— TASK —
Look for the string "自助投保" in the material below. Copy every line where you find it.
(RECORD EXCERPTS Opens)
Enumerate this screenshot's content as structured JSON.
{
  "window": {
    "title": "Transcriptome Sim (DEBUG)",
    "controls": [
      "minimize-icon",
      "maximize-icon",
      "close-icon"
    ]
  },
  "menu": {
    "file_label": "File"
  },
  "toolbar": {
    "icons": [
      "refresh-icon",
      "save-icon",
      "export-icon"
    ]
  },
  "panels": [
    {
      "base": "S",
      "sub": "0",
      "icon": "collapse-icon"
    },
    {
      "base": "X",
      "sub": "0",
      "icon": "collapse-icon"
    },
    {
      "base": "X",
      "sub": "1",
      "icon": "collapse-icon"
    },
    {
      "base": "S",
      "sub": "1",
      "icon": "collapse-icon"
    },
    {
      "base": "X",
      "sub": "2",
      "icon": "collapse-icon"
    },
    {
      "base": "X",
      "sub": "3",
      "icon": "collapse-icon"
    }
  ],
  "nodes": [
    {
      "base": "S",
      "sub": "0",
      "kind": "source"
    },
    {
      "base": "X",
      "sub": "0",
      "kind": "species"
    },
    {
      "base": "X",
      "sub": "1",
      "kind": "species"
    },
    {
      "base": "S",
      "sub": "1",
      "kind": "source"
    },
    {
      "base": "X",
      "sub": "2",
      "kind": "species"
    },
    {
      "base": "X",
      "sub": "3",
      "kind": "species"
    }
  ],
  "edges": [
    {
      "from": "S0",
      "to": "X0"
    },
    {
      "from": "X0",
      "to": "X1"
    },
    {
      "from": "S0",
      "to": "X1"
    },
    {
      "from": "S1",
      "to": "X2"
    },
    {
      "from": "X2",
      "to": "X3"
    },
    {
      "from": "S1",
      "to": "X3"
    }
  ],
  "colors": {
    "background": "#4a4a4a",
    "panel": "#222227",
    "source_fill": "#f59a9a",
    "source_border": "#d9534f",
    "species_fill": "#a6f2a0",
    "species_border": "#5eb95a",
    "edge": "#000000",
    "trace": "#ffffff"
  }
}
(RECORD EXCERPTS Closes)
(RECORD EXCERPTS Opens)
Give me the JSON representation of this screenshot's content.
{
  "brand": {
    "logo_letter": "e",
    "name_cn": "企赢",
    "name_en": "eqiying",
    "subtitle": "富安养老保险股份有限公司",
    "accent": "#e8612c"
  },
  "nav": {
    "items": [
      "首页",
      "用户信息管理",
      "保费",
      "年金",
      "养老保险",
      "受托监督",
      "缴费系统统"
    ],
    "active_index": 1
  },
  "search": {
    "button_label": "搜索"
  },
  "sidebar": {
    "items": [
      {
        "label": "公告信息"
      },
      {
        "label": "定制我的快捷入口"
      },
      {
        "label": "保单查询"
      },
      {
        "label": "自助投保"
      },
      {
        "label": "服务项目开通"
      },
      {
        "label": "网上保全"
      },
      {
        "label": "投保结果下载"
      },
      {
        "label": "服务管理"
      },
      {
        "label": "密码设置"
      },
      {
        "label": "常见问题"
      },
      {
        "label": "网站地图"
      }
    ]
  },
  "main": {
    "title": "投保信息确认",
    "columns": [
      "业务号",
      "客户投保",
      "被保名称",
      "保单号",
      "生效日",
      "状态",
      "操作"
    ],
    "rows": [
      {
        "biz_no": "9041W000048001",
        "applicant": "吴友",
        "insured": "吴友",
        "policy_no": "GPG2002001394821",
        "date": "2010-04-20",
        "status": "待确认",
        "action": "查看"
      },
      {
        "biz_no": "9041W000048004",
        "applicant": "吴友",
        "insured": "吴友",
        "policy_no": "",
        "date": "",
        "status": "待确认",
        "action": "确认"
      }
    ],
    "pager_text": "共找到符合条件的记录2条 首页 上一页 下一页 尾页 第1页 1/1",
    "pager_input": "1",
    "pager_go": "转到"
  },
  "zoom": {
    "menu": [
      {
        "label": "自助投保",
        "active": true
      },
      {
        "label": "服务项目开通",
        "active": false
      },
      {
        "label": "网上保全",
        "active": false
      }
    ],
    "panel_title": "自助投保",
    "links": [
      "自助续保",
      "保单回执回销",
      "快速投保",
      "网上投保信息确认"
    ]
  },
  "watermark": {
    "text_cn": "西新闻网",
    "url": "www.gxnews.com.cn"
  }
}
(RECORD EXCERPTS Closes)
— RESULT FOR THIS EXERCISE —
        "label": "自助投保"
        "label": "自助投保",
    "panel_title": "自助投保",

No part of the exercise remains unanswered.